  • Iowa (6)
  • Wisconsin (10)
  • Ohio (18)
  • Virginia (13)
  • New Hampshire (4)
  • North Carolina (15)
  • Florida (29)

Obama won all of these except North Carolina, securing his victory.

The founders thought the Electoral College was a good plan, but things don’t always run smoothly, especially when a popular candidate loses the race, the most recent case being the 2000 race between Al Gore and George W. Bush. Gore received more of the popular vote but lost because of the electoral vote. That race came down to a single state, Florida, and was decided by the Supreme Court–a decision that is still racked with controversy today.

That was not the first time that a popular candidate lost the presidency because of the Electoral College. The closest presidential race ever happened in 1876, between Democrat Samuel J. Tilden and Republican Rutherford B. Hayes. Tilden received 4,285,992 individual votes to Hayes’ 4,033,768. It appeared that Tilden should have won, right? Wrong. Tilden lost by just one Electoral College vote, receiving 184 votes to Hayes’ 185 votes.

It started to go wrong when Florida, Louisiana, South Carolina and Oregon each sent in two sets of election returns, leaving 22 votes in dispute. The three southern states threw out their Democratic votes. Congress stepped in, appointing an electoral commission with five representatives each from the Senate, House of Representatives and the Supreme Court. The commission had seven Democrats and seven Republicans. The fifth Supreme Court justice was a Republican who favored Tilden, but he caved to pressure from his party and switched to Hayes, giving him the win.

Democrats in Congress were furious and threatened to block the decision unless the Republicans made a few concessions, one of which was removing federal troops from the South, ending post-Civil War Reconstruction. Hayes then became president under what became known as the Compromise of 1877.
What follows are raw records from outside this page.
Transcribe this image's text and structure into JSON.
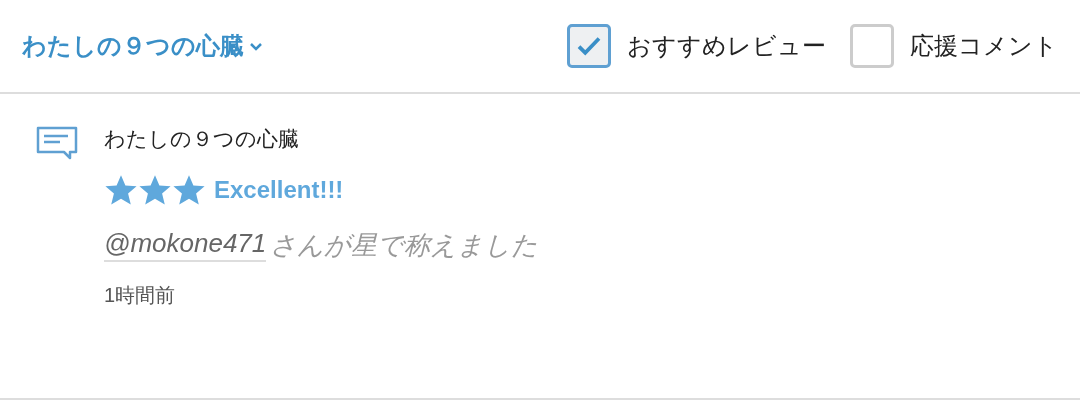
{
  "header": {
    "title": "わたしの９つの心臓",
    "filters": [
      {
        "label": "おすすめレビュー",
        "checked": true
      },
      {
        "label": "応援コメント",
        "checked": false
      }
    ]
  },
  "activity": {
    "work_title": "わたしの９つの心臓",
    "stars": 3,
    "rating_label": "Excellent!!!",
    "user": "@mokone471",
    "message": "さんが星で称えました",
    "time": "1時間前"
  }
}
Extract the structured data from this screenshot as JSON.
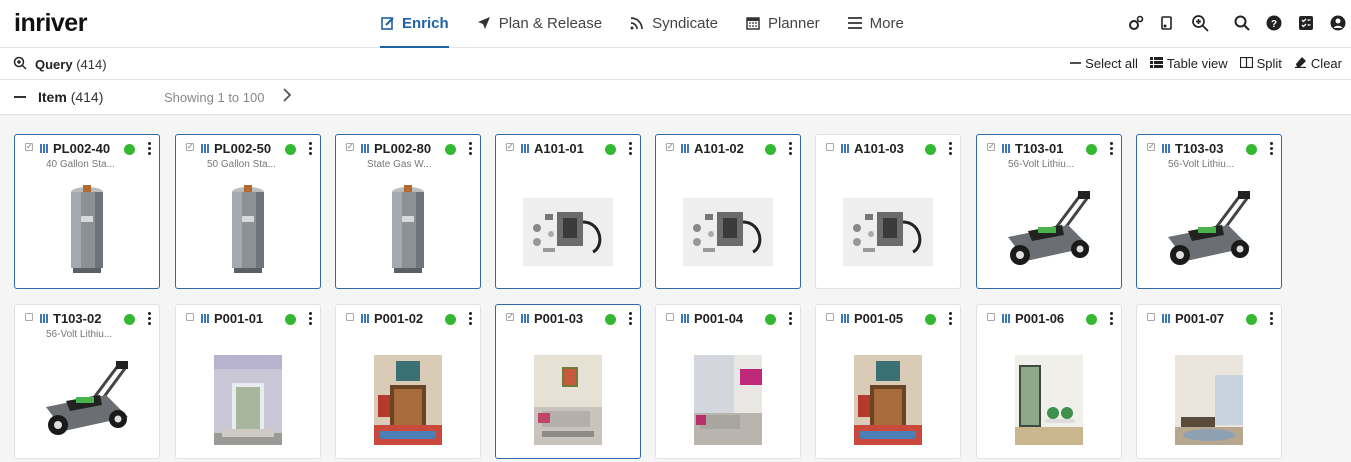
{
  "app": {
    "logo": "inriver"
  },
  "nav": [
    {
      "label": "Enrich",
      "icon": "edit-icon",
      "active": true
    },
    {
      "label": "Plan & Release",
      "icon": "send-icon",
      "active": false
    },
    {
      "label": "Syndicate",
      "icon": "wifi-icon",
      "active": false
    },
    {
      "label": "Planner",
      "icon": "calendar-icon",
      "active": false
    },
    {
      "label": "More",
      "icon": "menu-icon",
      "active": false
    }
  ],
  "top_icons": [
    "settings-gears-icon",
    "music-search-icon",
    "zoom-in-icon",
    "search-icon",
    "help-icon",
    "checklist-icon",
    "user-icon"
  ],
  "query": {
    "label": "Query",
    "count": "(414)"
  },
  "actions": [
    {
      "label": "Select all",
      "icon": "minus-icon"
    },
    {
      "label": "Table view",
      "icon": "list-icon"
    },
    {
      "label": "Split",
      "icon": "split-icon"
    },
    {
      "label": "Clear",
      "icon": "eraser-icon"
    }
  ],
  "item_header": {
    "title": "Item",
    "count": "(414)",
    "showing": "Showing 1 to 100"
  },
  "cards": [
    {
      "id": "PL002-40",
      "desc": "40 Gallon Sta...",
      "kind": "heater",
      "selected": true,
      "checked": true
    },
    {
      "id": "PL002-50",
      "desc": "50 Gallon Sta...",
      "kind": "heater",
      "selected": true,
      "checked": true
    },
    {
      "id": "PL002-80",
      "desc": "State Gas W...",
      "kind": "heater",
      "selected": true,
      "checked": true
    },
    {
      "id": "A101-01",
      "desc": "",
      "kind": "kit",
      "selected": true,
      "checked": true
    },
    {
      "id": "A101-02",
      "desc": "",
      "kind": "kit",
      "selected": true,
      "checked": true
    },
    {
      "id": "A101-03",
      "desc": "",
      "kind": "kit",
      "selected": false,
      "checked": false
    },
    {
      "id": "T103-01",
      "desc": "56-Volt Lithiu...",
      "kind": "mower",
      "selected": true,
      "checked": true
    },
    {
      "id": "T103-03",
      "desc": "56-Volt Lithiu...",
      "kind": "mower",
      "selected": true,
      "checked": true
    },
    {
      "id": "T103-02",
      "desc": "56-Volt Lithiu...",
      "kind": "mower",
      "selected": false,
      "checked": false
    },
    {
      "id": "P001-01",
      "desc": "",
      "kind": "room1",
      "selected": false,
      "checked": false
    },
    {
      "id": "P001-02",
      "desc": "",
      "kind": "room2",
      "selected": false,
      "checked": false
    },
    {
      "id": "P001-03",
      "desc": "",
      "kind": "room3",
      "selected": true,
      "checked": true
    },
    {
      "id": "P001-04",
      "desc": "",
      "kind": "room4",
      "selected": false,
      "checked": false
    },
    {
      "id": "P001-05",
      "desc": "",
      "kind": "room2",
      "selected": false,
      "checked": false
    },
    {
      "id": "P001-06",
      "desc": "",
      "kind": "room5",
      "selected": false,
      "checked": false
    },
    {
      "id": "P001-07",
      "desc": "",
      "kind": "room6",
      "selected": false,
      "checked": false
    }
  ],
  "colors": {
    "accent": "#1f63a5",
    "status_ok": "#35b831",
    "selected_border": "#2f6aa8"
  }
}
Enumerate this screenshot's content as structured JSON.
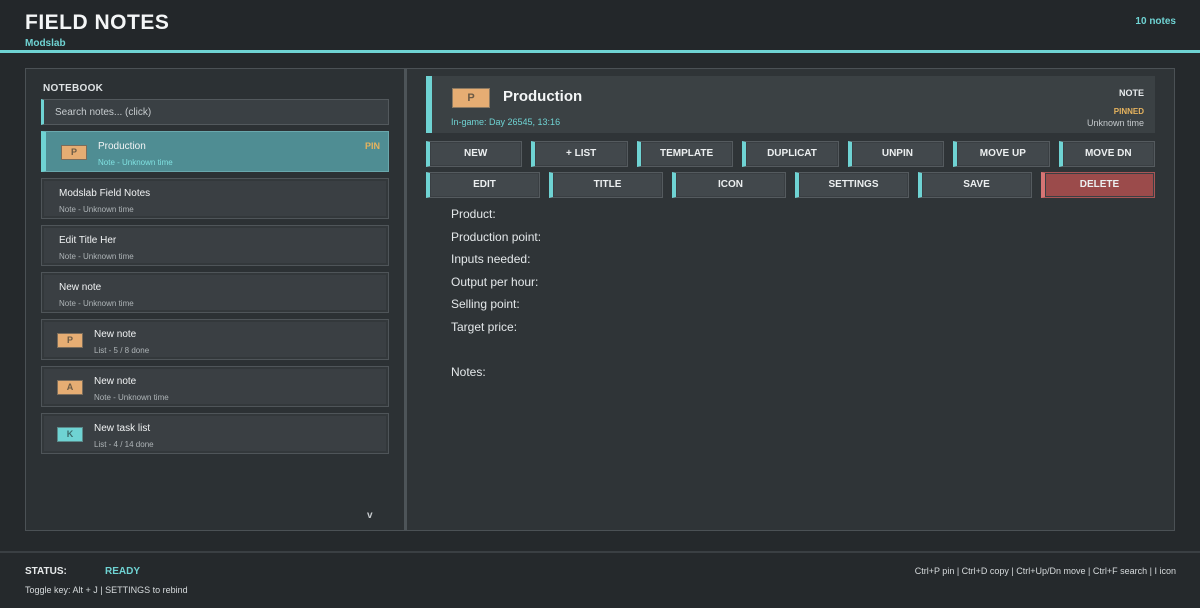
{
  "header": {
    "title": "FIELD NOTES",
    "subtitle": "Modslab",
    "count": "10 notes"
  },
  "sidebar": {
    "heading": "NOTEBOOK",
    "search_placeholder": "Search notes... (click)",
    "scroll_glyph": "v",
    "items": [
      {
        "title": "Production",
        "meta": "Note - Unknown time",
        "icon": "P",
        "icon_name": "parchment-p-icon",
        "icon_color": "#e6ad73",
        "pin": "PIN",
        "selected": true
      },
      {
        "title": "Modslab Field Notes",
        "meta": "Note - Unknown time"
      },
      {
        "title": "Edit Title Her",
        "meta": "Note - Unknown time"
      },
      {
        "title": "New note",
        "meta": "Note - Unknown time"
      },
      {
        "title": "New note",
        "meta": "List - 5 / 8 done",
        "icon": "P",
        "icon_name": "parchment-p-icon",
        "icon_color": "#e6ad73"
      },
      {
        "title": "New note",
        "meta": "Note - Unknown time",
        "icon": "A",
        "icon_name": "parchment-a-icon",
        "icon_color": "#e6ad73"
      },
      {
        "title": "New task list",
        "meta": "List - 4 / 14 done",
        "icon": "K",
        "icon_name": "teal-k-icon",
        "icon_color": "#6fd3d3"
      }
    ]
  },
  "detail": {
    "icon": "P",
    "title": "Production",
    "timestamp": "In-game: Day 26545, 13:16",
    "type": "NOTE",
    "status": "PINNED",
    "time": "Unknown time",
    "toolbar_row1": [
      "NEW",
      "+ LIST",
      "TEMPLATE",
      "DUPLICAT",
      "UNPIN",
      "MOVE UP",
      "MOVE DN"
    ],
    "toolbar_row2": [
      "EDIT",
      "TITLE",
      "ICON",
      "SETTINGS",
      "SAVE",
      "DELETE"
    ],
    "body_lines": [
      "Product:",
      "Production point:",
      "Inputs needed:",
      "Output per hour:",
      "Selling point:",
      "Target price:",
      "",
      "Notes:"
    ]
  },
  "statusbar": {
    "label": "STATUS:",
    "value": "READY",
    "toggle_hint": "Toggle key: Alt + J  |  SETTINGS to rebind",
    "shortcuts": "Ctrl+P pin | Ctrl+D copy | Ctrl+Up/Dn move | Ctrl+F search | I icon"
  },
  "colors": {
    "accent": "#6fd3d3",
    "pin": "#e6b35e",
    "danger": "#9b4b4b",
    "selected_bg": "#4f8d93"
  }
}
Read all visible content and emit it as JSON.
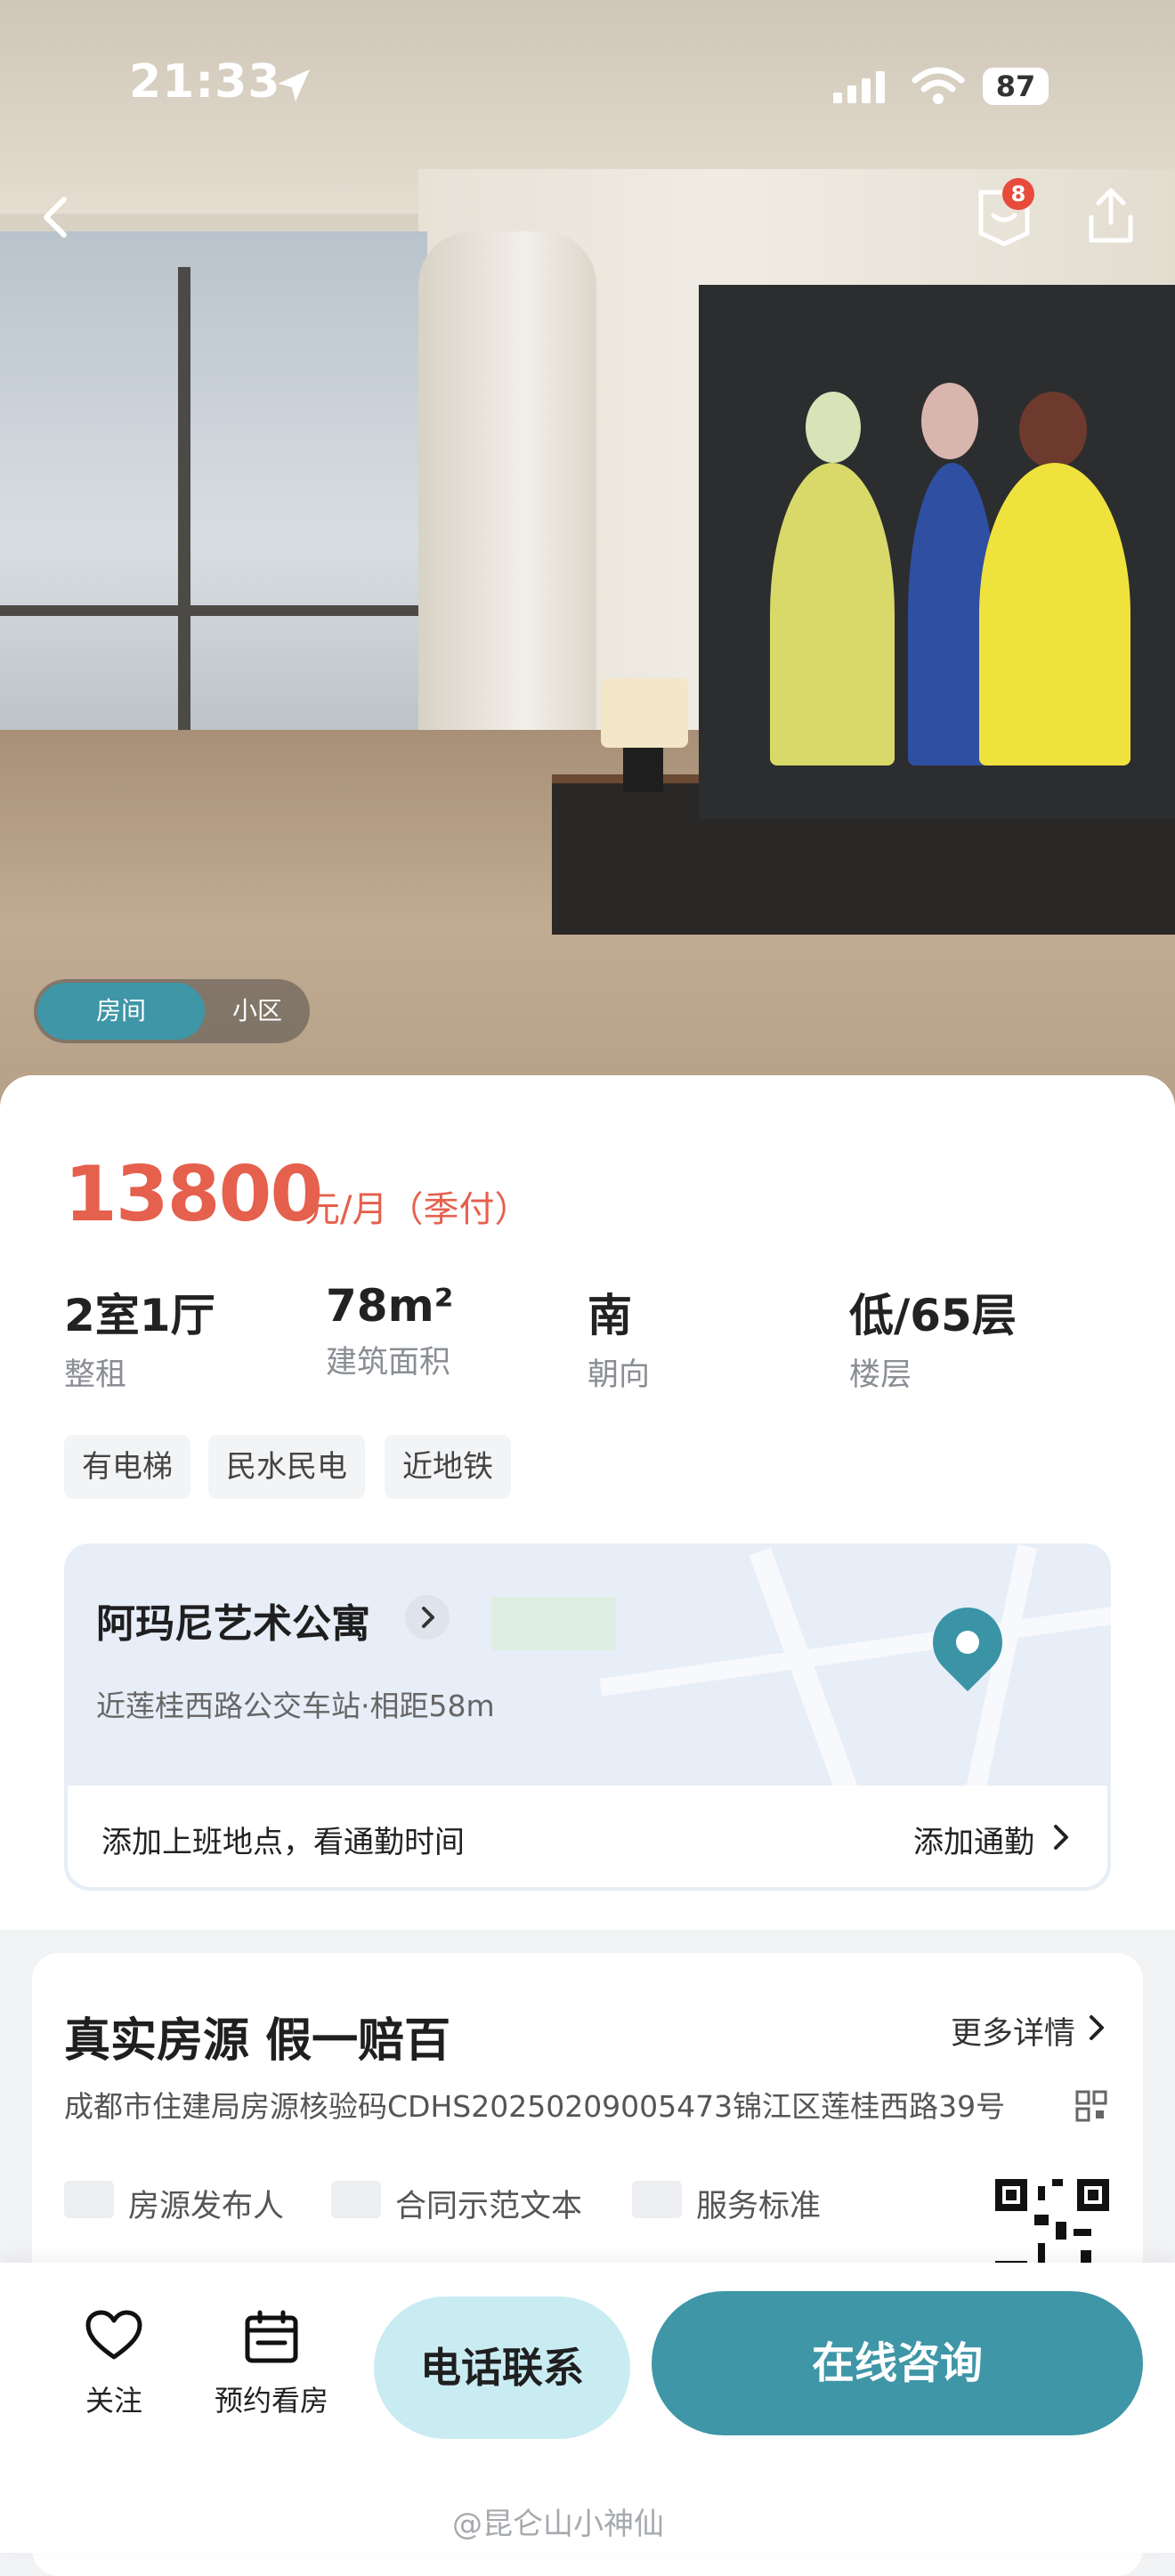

What happens if there is a tie in Electoral College votes? The decision then goes to the House of Representatives, as in 1801 in the race between Thomas Jefferson and Aaron Burr, and again in 1825 in the race between Andrew Jackson and John Quincy Adams. Jefferson and Jackson were the respective victors.

There were no questions, however, about our recent election. The final results were overwhelmingly clear. Obama won re-election with 62,085,892 votes (50.6 percent of the popular vote) over Mitt Romney’s 58,777,012 (47.9 percent). Most importantly, Obama won the Electoral College vote by a landslide with 332 over Romney’s 206.

The process was put into place to make sure the system was fair, but it’s clearly not perfect. There are those who argue against it in favor of a purely popular vote. The main arguments against the Electoral College are:

  • Possibility of electing a president without the majority of the popular vote
  • Putting votes in the hands of “faithless electors”
  • Possibility of depressing voter turnout
  • Election not accurately reflecting the national popular will of the people
  • However, those in favor of the Electoral College argue that it:
  • Requires a distribution of popular support to be elected president
  • Protects the interests of less populated states
  • Contributes to political stability by encouraging a two-party system
  • Maintains a federal system of government and representation

Activities

  • Look it up: Use the Internet or other reference source to learn more about the Electoral College and how it works.
  • Talk About It: What do you think about the Electoral College? Is it a good way to choose the most important job in the country or should it be stopped?
  • See it in Action: Select an issue that your class can vote on. Divide into an odd number of groups of various sizes. Choose a number of “electeds” to represent your group. Now vote. Count the individual votes, then count the elected. Did the popular vote and the elected votes each give the same result?
  • Write it Down: Based on the above results, write an essay in favor of the election process or against it.

This Week in Black History

  • Nov. 12, 1974: South Africa is suspended from the United Nations because of its apartheid policies.
  • Nov. 14, 1839: The Liberty Party, the first anti-slavery party in the country, convenes in New York.
  • Nov. 19, 1993: Black and white South African leaders approved a new democracy, giving Blacks the vote and ending white minority rule.